This year, the Bayonne district achievers include three from Bayonne High School, two from Washington Community School, and one from Henry Harris School.

“The kids do really terrific work” and are deserving of their accolades, Ward said.

They have to select a topic that they can relate to the year’s theme (this year’s: “Rights and Responsibilities in History”), research it thoroughly and make some kind of presentation: a paper, display, documentary, or skit or other performance.

The high school finalists, all juniors, and their topics and their categories are: Casey Harrigan, “Miranda vs. Arizona: The Court Case That Forever Altered the Rights of the Accused and the Responsibilities of Law Enforcement,” Senior Individual Exhibits; Jessica Sulima, “Yellow Journalism during the Spanish-American War,” Senior Individual Exhibits; and Nicole Welna, “The Rights and Responsibilities of Solidarity Leaders and Collaborators in Poland 1945-1989,” Senior Individual Websites.

The grammar school finalists, all eighth graders, are Abigail Kowal and Jassie Morcos, Washington Community School, “The War of the Worlds Radio Broadcast: Impact of the Magic Bullet,” Junior Group Websites; and Anna Rezk, Henry E. Harris School, “The Angel of the Battlefield: Clara Barton,” Junior Individual Performance.

Getting to the nationals was no easy task for the six students. They had to compete and win at the regional level at Princeton University on March 8.  They then had to face statewide competition at William Paterson University in Wayne on May 3.

“Our kids were at the library at Rutgers University to engage in primary source research. They went to the Princeton library,” Ward said. “They even set up an interview with a New Jersey Supreme Court justice.”

Harrigan, 17, a history advanced placement honors student, has competed in both her freshman and junior years. Her run to the nationals started with a research paper class project. It evolved into an exhibit for the regionals, and then an even bigger exhibit for the states.

She is working on her third board for the national competition, and will complete it this week.

Wanting a topic that focused on changing the rights of a group of people, she picked the Miranda vs. Arizona case from 1966, which the reading of arrestees’ rights evolved from.

“I felt that was a good theme, she said, “because it really altered the rights of individuals and it placed on law enforcement the responsibility to respect the 5th Amendment of the Constitution. And it protected individuals against self-incrimination.”

Harrigan is “absolutely” excited about her trip to the nationals, looking forward to seeing the other students’ projects and meeting students from other states and even other countries.

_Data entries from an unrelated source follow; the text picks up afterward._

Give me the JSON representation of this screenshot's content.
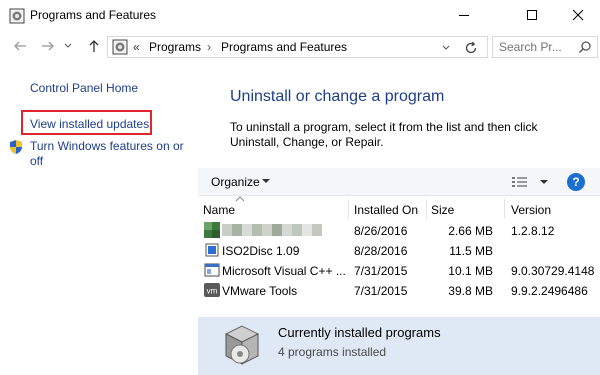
{
  "window": {
    "title": "Programs and Features",
    "controls": {
      "minimize": "minimize-icon",
      "maximize": "maximize-icon",
      "close": "close-icon"
    }
  },
  "address": {
    "chevron": "«",
    "crumbs": [
      "Programs",
      "Programs and Features"
    ],
    "separator": "›",
    "search_placeholder": "Search Pr..."
  },
  "sidebar": {
    "home": "Control Panel Home",
    "updates": "View installed updates",
    "features": "Turn Windows features on or off"
  },
  "main": {
    "title": "Uninstall or change a program",
    "description": "To uninstall a program, select it from the list and then click Uninstall, Change, or Repair."
  },
  "toolbar": {
    "organize": "Organize",
    "help": "?"
  },
  "columns": {
    "name": "Name",
    "installed_on": "Installed On",
    "size": "Size",
    "version": "Version"
  },
  "programs": [
    {
      "name": "",
      "installed_on": "8/26/2016",
      "size": "2.66 MB",
      "version": "1.2.8.12",
      "icon": "blurred-app-icon"
    },
    {
      "name": "ISO2Disc 1.09",
      "installed_on": "8/28/2016",
      "size": "11.5 MB",
      "version": "",
      "icon": "iso2disc-icon"
    },
    {
      "name": "Microsoft Visual C++ ...",
      "installed_on": "7/31/2015",
      "size": "10.1 MB",
      "version": "9.0.30729.4148",
      "icon": "visual-cpp-icon"
    },
    {
      "name": "VMware Tools",
      "installed_on": "7/31/2015",
      "size": "39.8 MB",
      "version": "9.9.2.2496486",
      "icon": "vmware-icon"
    }
  ],
  "status": {
    "title": "Currently installed programs",
    "count": "4 programs installed"
  },
  "colors": {
    "link": "#1e3e8a",
    "highlight_border": "#e0252d",
    "status_bg": "#dfe9f5",
    "help_blue": "#1a6fd1"
  }
}
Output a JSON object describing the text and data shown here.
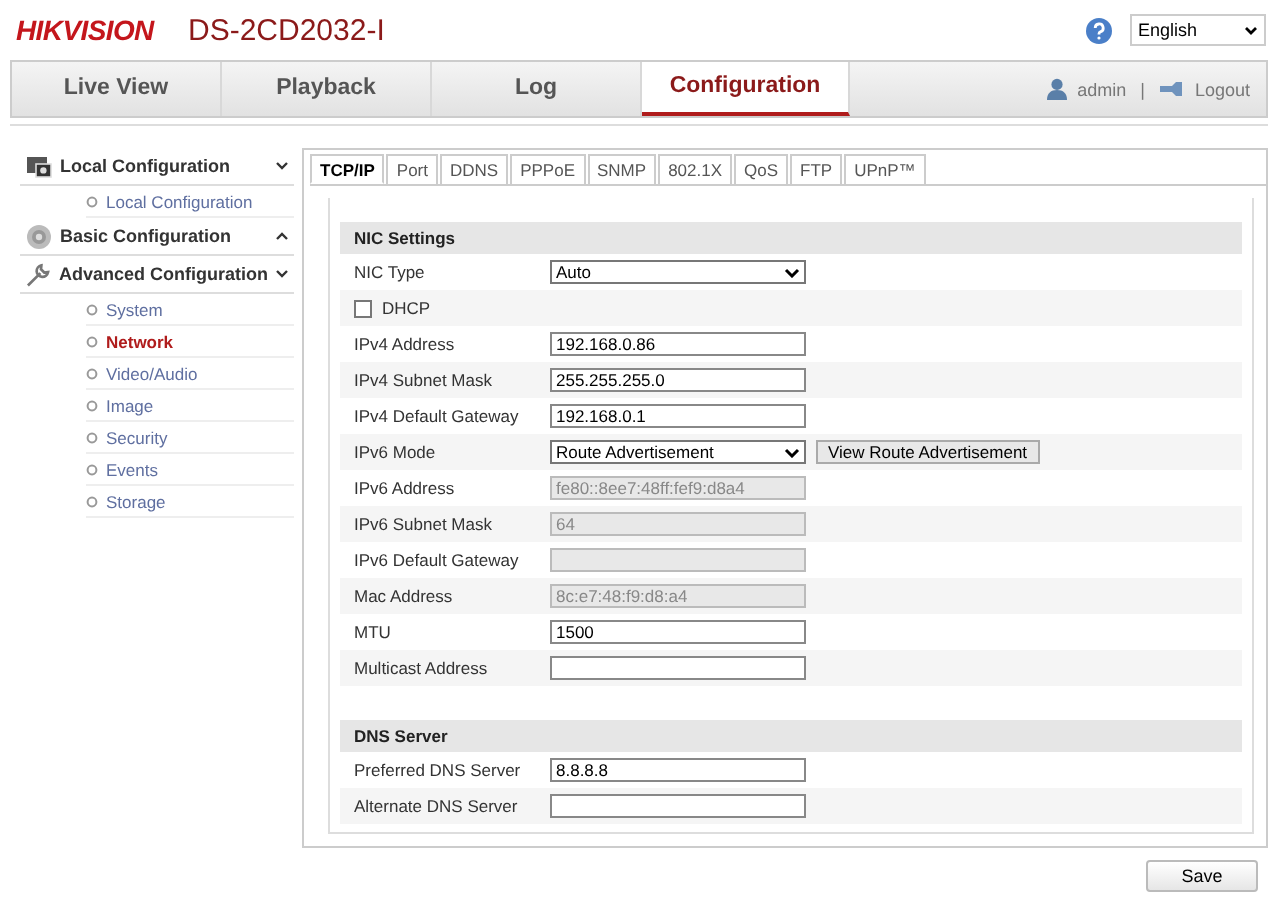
{
  "header": {
    "logo": "HIKVISION",
    "model": "DS-2CD2032-I",
    "language": "English"
  },
  "nav": {
    "tabs": [
      {
        "label": "Live View",
        "selected": false
      },
      {
        "label": "Playback",
        "selected": false
      },
      {
        "label": "Log",
        "selected": false
      },
      {
        "label": "Configuration",
        "selected": true
      }
    ],
    "user": "admin",
    "separator": "|",
    "logout": "Logout"
  },
  "sidebar": {
    "groups": [
      {
        "label": "Local Configuration",
        "kind": "local",
        "expanded": true,
        "children": [
          {
            "label": "Local Configuration",
            "selected": false
          }
        ]
      },
      {
        "label": "Basic Configuration",
        "kind": "basic",
        "expanded": false
      },
      {
        "label": "Advanced Configuration",
        "kind": "advanced",
        "expanded": true,
        "children": [
          {
            "label": "System",
            "selected": false
          },
          {
            "label": "Network",
            "selected": true
          },
          {
            "label": "Video/Audio",
            "selected": false
          },
          {
            "label": "Image",
            "selected": false
          },
          {
            "label": "Security",
            "selected": false
          },
          {
            "label": "Events",
            "selected": false
          },
          {
            "label": "Storage",
            "selected": false
          }
        ]
      }
    ]
  },
  "subtabs": [
    {
      "label": "TCP/IP",
      "selected": true
    },
    {
      "label": "Port",
      "selected": false
    },
    {
      "label": "DDNS",
      "selected": false
    },
    {
      "label": "PPPoE",
      "selected": false
    },
    {
      "label": "SNMP",
      "selected": false
    },
    {
      "label": "802.1X",
      "selected": false
    },
    {
      "label": "QoS",
      "selected": false
    },
    {
      "label": "FTP",
      "selected": false
    },
    {
      "label": "UPnP™",
      "selected": false
    }
  ],
  "sections": [
    {
      "title": "NIC Settings",
      "rows": [
        {
          "kind": "select",
          "label": "NIC Type",
          "value": "Auto"
        },
        {
          "kind": "checkbox",
          "label": "DHCP",
          "checked": false
        },
        {
          "kind": "input",
          "label": "IPv4 Address",
          "value": "192.168.0.86",
          "disabled": false
        },
        {
          "kind": "input",
          "label": "IPv4 Subnet Mask",
          "value": "255.255.255.0",
          "disabled": false
        },
        {
          "kind": "input",
          "label": "IPv4 Default Gateway",
          "value": "192.168.0.1",
          "disabled": false
        },
        {
          "kind": "select",
          "label": "IPv6 Mode",
          "value": "Route Advertisement",
          "button": "View Route Advertisement"
        },
        {
          "kind": "input",
          "label": "IPv6 Address",
          "value": "fe80::8ee7:48ff:fef9:d8a4",
          "disabled": true
        },
        {
          "kind": "input",
          "label": "IPv6 Subnet Mask",
          "value": "64",
          "disabled": true
        },
        {
          "kind": "input",
          "label": "IPv6 Default Gateway",
          "disabled": true
        },
        {
          "kind": "input",
          "label": "Mac Address",
          "value": "8c:e7:48:f9:d8:a4",
          "disabled": true
        },
        {
          "kind": "input",
          "label": "MTU",
          "value": "1500",
          "disabled": false
        },
        {
          "kind": "input",
          "label": "Multicast Address",
          "disabled": false
        }
      ]
    },
    {
      "title": "DNS Server",
      "rows": [
        {
          "kind": "input",
          "label": "Preferred DNS Server",
          "value": "8.8.8.8",
          "disabled": false
        },
        {
          "kind": "input",
          "label": "Alternate DNS Server",
          "disabled": false
        }
      ]
    }
  ],
  "save": "Save"
}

“It'll be a lot of fun,” she said. “I’ll be able to talk to people. Because with your exhibition, you have to present your project to people.”

Rezk, 14, the eighth grader at Henry Harris, was involved with the program last year, doing a group documentary with two other students. This year it’s an individual performance about Clara Barton.

Having reached the state level last year, the nationals were a nice progression for Rezk. But it meant a lot of hard work.

“This experience has definitely taught me about research,” she said. “I learned to go to places and research by myself. I learned how to format and cite sources.”

Only a few days removed from the competition, Rezk is on pins and needles—but good ones.

“It’s going to be an amazing experience,” she said. “Plus, I get four days off from school.”

Success: old and new

At the high school level, a student has represented New Jersey at the national finals in at least one category for five of the six last years. But this is the first year any of the city’s grammar school students have gone on to the nationals.

Great supporting cast

The district has been involved with the New Jersey National History Day program for the last 10 years, according to Edith Westpy, History Day coordinator.

Ward credited high school history teachers Tim Maset and Westpy with inspiring the students to achieve great results in the program.

“Since she has become coordinator of the program, we have more and more success each year,” he said. “More are going on to the state level, which is an honor in itself.”

E-mail joepass@hudsonreporter.com

Comments
(0)
Comments-icon Post a Comment
No Comments Yet